DATA PROVIDED
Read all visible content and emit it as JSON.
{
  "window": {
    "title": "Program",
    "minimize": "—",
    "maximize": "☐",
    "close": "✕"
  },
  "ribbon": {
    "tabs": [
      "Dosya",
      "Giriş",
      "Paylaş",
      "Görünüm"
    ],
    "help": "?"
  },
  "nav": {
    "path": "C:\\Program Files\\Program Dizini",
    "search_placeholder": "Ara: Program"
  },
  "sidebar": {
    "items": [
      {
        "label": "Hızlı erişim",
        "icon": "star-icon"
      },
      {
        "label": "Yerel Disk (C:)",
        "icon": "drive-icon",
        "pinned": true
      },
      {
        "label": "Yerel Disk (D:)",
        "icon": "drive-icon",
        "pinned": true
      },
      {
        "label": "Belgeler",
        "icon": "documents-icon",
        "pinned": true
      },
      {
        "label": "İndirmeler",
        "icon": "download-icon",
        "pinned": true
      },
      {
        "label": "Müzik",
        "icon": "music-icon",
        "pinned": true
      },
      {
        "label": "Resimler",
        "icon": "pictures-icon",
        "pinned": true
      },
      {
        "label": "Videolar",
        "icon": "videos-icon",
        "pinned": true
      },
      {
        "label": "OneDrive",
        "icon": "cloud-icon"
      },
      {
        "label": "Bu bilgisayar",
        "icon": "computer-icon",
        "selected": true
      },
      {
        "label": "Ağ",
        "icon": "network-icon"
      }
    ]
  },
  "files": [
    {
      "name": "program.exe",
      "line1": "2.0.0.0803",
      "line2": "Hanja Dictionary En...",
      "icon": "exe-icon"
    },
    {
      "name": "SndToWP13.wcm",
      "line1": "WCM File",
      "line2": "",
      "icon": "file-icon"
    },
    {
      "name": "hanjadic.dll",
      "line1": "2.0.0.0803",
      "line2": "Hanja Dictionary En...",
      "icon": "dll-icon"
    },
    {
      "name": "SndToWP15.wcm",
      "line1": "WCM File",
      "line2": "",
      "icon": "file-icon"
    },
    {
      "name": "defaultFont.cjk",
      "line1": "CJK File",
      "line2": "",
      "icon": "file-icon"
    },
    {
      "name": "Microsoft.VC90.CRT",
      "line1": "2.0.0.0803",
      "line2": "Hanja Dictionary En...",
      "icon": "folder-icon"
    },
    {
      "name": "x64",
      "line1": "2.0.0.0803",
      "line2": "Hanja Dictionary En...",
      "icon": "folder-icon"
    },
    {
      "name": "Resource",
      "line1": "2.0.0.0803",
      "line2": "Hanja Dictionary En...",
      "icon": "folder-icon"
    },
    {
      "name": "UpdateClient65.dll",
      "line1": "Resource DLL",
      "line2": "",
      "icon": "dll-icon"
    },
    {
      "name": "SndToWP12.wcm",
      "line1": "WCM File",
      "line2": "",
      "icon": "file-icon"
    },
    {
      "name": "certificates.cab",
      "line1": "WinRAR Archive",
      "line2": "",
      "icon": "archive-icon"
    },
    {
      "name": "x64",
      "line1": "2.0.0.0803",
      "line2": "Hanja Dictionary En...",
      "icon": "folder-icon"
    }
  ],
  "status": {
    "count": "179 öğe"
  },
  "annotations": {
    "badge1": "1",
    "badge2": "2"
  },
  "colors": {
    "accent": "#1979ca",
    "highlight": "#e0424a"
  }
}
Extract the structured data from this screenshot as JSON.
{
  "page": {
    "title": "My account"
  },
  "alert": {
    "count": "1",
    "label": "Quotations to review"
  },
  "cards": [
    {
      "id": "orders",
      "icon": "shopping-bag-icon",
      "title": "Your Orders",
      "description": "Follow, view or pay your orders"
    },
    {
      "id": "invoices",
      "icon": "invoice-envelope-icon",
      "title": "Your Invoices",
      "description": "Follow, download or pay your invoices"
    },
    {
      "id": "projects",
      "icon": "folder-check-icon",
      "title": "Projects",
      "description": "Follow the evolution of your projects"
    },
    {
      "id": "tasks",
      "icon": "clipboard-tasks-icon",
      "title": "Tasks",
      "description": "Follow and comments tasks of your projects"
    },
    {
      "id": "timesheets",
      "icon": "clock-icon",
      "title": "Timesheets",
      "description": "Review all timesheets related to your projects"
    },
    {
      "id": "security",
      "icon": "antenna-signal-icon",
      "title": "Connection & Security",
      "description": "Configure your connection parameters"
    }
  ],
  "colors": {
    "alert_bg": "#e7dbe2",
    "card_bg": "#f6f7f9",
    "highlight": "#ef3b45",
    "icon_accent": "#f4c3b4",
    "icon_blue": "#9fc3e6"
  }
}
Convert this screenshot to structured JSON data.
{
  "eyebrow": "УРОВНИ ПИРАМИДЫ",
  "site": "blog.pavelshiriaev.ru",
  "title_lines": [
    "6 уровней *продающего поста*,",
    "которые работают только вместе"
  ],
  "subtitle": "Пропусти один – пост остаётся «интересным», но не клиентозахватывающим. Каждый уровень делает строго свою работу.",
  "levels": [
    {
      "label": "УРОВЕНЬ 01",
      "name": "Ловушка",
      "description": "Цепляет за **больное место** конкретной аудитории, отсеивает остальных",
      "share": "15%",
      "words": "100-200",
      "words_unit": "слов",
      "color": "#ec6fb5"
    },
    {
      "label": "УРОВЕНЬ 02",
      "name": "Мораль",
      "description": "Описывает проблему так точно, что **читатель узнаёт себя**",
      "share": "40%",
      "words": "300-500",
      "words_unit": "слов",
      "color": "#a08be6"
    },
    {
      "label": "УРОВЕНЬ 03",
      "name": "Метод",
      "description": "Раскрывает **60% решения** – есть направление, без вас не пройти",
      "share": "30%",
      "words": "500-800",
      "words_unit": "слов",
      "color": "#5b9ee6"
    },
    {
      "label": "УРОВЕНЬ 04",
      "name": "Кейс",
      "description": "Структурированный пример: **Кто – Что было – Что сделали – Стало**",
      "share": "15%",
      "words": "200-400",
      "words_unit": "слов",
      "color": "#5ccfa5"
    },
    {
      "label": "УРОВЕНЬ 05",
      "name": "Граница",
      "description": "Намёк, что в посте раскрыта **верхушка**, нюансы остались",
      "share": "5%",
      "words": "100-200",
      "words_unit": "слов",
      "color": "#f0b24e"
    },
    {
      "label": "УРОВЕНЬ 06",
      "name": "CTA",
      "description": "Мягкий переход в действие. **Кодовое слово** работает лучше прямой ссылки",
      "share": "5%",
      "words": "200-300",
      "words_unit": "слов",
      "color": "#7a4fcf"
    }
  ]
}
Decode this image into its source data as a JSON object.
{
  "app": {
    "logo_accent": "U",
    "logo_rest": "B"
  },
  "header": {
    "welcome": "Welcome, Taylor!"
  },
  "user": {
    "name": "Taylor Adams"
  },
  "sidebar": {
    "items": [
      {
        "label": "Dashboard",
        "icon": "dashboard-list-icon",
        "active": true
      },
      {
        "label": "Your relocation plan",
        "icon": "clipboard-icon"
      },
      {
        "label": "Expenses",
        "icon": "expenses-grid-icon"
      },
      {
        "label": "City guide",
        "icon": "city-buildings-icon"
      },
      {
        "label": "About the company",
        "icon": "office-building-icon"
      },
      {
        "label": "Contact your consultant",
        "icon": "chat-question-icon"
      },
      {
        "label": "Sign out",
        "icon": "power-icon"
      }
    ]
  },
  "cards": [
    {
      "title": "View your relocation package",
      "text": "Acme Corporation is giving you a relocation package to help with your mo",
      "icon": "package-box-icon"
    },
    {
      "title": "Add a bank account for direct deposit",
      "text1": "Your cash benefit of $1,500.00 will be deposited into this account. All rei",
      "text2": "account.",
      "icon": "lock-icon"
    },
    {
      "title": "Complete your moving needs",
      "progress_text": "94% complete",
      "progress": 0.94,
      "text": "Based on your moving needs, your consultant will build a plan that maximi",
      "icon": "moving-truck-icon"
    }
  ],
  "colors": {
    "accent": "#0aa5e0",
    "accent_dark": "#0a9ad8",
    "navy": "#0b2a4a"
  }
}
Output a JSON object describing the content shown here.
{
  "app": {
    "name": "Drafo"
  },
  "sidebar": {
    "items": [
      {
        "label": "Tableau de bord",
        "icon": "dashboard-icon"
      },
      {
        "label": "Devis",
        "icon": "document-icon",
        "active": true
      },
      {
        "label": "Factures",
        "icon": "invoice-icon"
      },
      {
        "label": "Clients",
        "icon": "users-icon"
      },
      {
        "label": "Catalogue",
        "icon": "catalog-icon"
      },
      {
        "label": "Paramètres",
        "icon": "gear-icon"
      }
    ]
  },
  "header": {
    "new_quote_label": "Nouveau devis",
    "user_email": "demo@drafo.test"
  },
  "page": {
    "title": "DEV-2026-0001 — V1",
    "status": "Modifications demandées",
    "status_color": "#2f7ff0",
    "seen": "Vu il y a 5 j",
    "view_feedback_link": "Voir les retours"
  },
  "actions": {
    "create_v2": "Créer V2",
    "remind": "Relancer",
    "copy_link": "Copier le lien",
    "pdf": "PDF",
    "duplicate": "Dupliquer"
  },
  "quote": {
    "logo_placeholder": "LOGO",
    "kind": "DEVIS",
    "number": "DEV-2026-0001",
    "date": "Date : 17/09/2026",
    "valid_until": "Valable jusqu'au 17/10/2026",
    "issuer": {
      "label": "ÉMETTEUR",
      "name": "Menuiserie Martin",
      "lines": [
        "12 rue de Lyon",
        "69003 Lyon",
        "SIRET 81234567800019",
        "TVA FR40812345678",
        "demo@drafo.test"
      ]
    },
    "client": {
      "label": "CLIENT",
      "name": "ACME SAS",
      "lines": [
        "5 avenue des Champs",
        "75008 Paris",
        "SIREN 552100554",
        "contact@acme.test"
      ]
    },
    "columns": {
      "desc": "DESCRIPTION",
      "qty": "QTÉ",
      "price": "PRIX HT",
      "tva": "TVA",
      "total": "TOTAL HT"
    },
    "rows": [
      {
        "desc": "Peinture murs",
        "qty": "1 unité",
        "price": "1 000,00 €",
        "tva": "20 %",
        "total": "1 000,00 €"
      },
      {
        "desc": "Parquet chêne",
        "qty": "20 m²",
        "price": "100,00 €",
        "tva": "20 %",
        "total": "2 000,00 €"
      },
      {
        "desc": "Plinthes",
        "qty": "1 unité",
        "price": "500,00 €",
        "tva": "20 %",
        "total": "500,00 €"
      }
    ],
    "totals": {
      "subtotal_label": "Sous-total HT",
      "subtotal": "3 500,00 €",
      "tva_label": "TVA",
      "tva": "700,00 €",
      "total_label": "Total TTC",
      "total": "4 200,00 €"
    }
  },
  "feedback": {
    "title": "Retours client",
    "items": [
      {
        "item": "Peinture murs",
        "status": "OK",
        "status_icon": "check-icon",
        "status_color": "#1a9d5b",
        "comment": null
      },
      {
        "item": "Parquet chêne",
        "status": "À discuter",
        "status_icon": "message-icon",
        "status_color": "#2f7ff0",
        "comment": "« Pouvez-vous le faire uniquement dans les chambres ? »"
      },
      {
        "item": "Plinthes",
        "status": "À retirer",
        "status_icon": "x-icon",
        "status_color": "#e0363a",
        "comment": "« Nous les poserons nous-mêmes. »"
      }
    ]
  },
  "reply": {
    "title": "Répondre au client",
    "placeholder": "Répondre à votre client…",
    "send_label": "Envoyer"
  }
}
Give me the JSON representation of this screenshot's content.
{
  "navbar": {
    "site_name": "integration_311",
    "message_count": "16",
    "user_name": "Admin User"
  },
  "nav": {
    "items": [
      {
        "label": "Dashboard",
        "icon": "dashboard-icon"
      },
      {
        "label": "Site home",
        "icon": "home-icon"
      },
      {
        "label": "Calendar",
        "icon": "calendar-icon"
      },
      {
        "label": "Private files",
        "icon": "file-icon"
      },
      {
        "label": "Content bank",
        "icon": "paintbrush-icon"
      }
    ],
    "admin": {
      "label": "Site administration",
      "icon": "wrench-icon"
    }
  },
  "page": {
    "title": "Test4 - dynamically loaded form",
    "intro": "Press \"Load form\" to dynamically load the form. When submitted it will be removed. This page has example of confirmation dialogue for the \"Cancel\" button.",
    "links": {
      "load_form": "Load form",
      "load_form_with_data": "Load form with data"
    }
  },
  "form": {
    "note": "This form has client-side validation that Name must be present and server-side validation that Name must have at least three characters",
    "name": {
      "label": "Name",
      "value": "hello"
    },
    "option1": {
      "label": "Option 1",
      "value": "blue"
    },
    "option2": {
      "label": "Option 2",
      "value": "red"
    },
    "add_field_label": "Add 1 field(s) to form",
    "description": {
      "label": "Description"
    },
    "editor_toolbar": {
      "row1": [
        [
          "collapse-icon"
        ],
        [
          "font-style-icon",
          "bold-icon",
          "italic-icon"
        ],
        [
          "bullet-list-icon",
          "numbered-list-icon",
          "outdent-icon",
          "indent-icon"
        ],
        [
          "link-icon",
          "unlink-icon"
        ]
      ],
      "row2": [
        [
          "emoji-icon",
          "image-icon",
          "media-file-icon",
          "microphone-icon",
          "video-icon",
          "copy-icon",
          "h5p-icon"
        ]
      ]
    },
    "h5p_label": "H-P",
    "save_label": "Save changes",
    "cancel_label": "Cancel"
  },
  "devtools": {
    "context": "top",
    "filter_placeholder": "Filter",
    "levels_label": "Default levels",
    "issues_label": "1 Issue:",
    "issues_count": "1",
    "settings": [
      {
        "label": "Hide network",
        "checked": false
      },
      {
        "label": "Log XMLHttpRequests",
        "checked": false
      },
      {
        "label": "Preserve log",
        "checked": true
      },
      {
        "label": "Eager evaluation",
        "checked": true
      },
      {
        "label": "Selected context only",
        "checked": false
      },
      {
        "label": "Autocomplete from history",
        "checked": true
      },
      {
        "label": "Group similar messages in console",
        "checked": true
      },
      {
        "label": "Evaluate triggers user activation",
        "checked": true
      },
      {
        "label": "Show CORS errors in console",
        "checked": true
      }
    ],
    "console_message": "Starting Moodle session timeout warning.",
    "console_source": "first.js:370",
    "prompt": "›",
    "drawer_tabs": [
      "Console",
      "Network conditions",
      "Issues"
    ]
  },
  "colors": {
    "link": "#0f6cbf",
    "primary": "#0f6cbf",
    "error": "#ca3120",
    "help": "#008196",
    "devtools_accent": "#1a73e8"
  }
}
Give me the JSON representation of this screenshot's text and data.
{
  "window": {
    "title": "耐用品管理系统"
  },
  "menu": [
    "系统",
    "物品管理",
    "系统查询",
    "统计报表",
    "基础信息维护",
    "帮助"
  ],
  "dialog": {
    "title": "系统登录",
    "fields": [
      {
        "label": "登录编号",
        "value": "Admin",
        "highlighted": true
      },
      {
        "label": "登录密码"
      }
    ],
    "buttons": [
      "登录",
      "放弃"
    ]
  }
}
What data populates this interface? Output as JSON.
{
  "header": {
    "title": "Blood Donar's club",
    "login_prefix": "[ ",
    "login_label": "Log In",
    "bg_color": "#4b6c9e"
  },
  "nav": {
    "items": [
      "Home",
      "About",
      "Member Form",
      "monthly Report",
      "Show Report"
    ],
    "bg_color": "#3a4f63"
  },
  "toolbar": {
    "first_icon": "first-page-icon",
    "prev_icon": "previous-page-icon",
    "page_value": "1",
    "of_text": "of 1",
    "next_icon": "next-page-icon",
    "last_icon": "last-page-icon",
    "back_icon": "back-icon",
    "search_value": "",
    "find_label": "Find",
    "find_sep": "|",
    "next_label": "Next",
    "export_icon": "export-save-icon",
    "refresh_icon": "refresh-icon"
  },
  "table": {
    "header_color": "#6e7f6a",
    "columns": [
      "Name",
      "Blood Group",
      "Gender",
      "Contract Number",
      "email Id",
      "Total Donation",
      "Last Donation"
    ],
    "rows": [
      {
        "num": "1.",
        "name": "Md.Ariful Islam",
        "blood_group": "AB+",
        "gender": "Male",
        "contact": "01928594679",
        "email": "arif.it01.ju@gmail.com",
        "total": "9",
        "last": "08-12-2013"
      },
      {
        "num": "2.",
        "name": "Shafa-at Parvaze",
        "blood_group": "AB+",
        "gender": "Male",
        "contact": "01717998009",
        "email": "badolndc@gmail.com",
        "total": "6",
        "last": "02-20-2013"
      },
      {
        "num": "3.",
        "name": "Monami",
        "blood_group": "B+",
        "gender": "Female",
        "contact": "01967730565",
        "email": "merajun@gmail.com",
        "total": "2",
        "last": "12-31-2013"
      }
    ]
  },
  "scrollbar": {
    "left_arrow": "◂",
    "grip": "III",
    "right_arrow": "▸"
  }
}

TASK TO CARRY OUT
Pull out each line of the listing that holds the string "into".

EXPECTED ANSWER
Decode this image into its source data as a JSON object.
      "text1": "Your cash benefit of $1,500.00 will be deposited into this account. All rei",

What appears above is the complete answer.